Despite that, this is an interesting and useful book on understanding body shape, and how to use knitting’s flexibility to your advantage. If you’re already comfortable with choosing clothes to flatter your figure, the patterns might not be enough incentive, but for a lot of women, including (especially!) me, the advice in the book is invaluable.

 

Fibre Flowers for my Favourite Friend

Stew (co-author of this blog) got married this month as she mentioned in her last post. I had promised her long ago that I would knit her bouquet. But as the wedding preparations began in earnest I was incredibly busy with my PhD and had to  tell Stew I couldn’t do it. I’m not sure quite what happened but somehow after my major deadline in late January, with another looming on the horizon, I managed to knit two shawls for the bridesmaids and the bride’s bouquet. Thanks to some great friends and family.In a fit of whimsy, seeing the perfect yarn in the LYS for the flowers and shawls, I bought the yarn and got started. Unfortunately the hard cotton really hurt my wrist so I had to pause the flower making. I kept chipping away at the shawl knitting though. Knitting a row or two in my study breaks. With one week to go I had one shawl knit, one still on the needles and a bare handful of flowers and leaves. The shawl still needed the border knit and to be blocked and dry for flying. Pitying my plight as they saw my frantic shawl knitting at the UCD knit group, these wonderful generous knitters stepped in and offered to knit some flowers. We met up the day before I flew and everyone had a flower or two to offer. Most of them were patterns from `100 Flowers to Knit and Crochet’ by Lesley Stanfield, a Christmas gift from my lovely sister in law. With only a few hours left before flying I had to figure how to put it all together. Eep!

I went to my parents to borrow florist wire. Several hours later, in the wee hours of the morning a creation emerged. My mum had taken charge. She directed my dad to acquire and create supplies – everything from sawing a hard plastic tube and drilling holes in it, to requisitioning a hand-grip from my badminton-mad brother. I stitched and finished the flowers already made. Mum patiently, artistically and ever-so-speedily sewed the existing flowers onto a chamois sponge sturdily attached to the tube. Dad took over the leaves- lining them with wire and making ribbon-leaves under mum’s direction. Meanwhile I crocheted flowers for all I was worth – finishing each one just as it was needed for sewing on!


I had great fun travelling with the flowers. They needed to be carried by hand and elicited much comment – and even free drinks! Thankfully they seemed to go down well and added a pop of colour to the wedding. The lovely pictures are due to the talented Evin O’Keefe of www.evinok.net

 

WIPs, I did it again

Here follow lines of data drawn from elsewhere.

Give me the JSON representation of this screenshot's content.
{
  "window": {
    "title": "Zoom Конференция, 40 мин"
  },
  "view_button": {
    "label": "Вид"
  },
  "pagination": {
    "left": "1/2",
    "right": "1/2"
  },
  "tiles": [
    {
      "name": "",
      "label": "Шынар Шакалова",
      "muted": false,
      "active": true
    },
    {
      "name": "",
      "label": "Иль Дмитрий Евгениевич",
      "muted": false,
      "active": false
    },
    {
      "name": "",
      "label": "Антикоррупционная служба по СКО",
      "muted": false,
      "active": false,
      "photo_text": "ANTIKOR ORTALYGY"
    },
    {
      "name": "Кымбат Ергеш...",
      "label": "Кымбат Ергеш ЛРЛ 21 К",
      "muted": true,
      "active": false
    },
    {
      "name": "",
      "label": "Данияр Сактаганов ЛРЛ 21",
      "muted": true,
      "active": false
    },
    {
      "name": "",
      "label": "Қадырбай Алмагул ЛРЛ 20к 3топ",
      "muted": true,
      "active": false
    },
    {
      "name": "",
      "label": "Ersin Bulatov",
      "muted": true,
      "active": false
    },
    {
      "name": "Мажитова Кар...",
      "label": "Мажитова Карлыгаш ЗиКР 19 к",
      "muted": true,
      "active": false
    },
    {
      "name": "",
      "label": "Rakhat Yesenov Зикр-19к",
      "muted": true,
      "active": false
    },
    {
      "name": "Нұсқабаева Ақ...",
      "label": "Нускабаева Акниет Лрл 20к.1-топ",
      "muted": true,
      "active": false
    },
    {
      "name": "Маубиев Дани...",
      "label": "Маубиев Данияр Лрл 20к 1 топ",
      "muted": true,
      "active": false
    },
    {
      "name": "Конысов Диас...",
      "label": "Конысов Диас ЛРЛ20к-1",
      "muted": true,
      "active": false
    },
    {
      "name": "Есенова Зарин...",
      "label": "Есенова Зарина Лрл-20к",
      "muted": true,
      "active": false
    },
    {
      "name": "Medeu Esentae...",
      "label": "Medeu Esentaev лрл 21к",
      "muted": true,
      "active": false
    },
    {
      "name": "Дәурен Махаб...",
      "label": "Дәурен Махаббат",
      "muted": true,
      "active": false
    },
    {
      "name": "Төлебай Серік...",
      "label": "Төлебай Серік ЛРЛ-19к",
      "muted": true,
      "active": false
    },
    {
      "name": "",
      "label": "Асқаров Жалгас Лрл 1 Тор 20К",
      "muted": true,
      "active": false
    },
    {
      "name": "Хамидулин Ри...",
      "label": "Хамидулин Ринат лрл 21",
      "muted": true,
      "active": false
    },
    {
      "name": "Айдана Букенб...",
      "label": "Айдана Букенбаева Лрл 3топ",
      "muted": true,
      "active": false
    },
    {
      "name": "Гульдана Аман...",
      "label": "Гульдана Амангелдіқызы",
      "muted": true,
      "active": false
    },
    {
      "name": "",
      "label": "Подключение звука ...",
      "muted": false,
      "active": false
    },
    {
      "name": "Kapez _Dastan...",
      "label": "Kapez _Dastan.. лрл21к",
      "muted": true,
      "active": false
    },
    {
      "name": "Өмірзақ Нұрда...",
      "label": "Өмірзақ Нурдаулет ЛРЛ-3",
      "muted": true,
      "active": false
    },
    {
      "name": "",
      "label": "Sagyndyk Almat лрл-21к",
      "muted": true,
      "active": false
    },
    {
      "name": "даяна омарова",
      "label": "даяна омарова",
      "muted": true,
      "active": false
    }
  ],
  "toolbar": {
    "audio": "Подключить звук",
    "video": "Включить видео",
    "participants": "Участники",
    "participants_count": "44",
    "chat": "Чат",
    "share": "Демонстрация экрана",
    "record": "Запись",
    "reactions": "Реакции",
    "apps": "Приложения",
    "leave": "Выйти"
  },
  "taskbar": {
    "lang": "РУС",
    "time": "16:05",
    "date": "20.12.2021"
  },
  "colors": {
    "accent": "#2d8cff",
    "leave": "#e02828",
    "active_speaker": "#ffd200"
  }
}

For my very first post, I did a public shaming assessment of my WIP pile. At the time, I had 15 projects on the go, but that was September. A lot has changed since then. Right?

A vest: Done.

2. Socks: Done (and well loved).

3. Socks, again: Done.

4. Gloves: Mostly done. I have ends to weave in, and I have to pick some matching ribbon.

5. Shawl 1.0: Done, just in time.

6. Shawl 2.0: Still WIP.

7. Shawl 3.0: Still WIP.

8. Shawl 4.0: Frogged.

9. Shawl 5.0: Still WIP.

10. Shawl 6.0: Still WIP (I really must figure out which needles I need).

11. Shawl 7.0: Sitting on my desk at work, so still a WIP

12. Dishcloth: Done.

13. Master Level 1: WIP, I’ve sent off for the updated instructions so I can get back into this.

14. Scarf: Frogged.

15. Mittens: Still WIP.

So two frogged, six finished and seven still occupying the needles.

Of course, one or two projects may have slipped in as we went along. A hat, or three. Some hair accessories. A couple of small shawls. Some fingerless gloves.

But at least I didn’t cast on another pair of socks.

Or worse, something huge, like another evenstar shawl.

Because that would be silly.

 

This was originally written two weeks ago, but I never got around to posting it. Since then I have held a workshop, been married, ripped back and restarted the green sock and cast on a Color Affection, but that’s all for another blog post.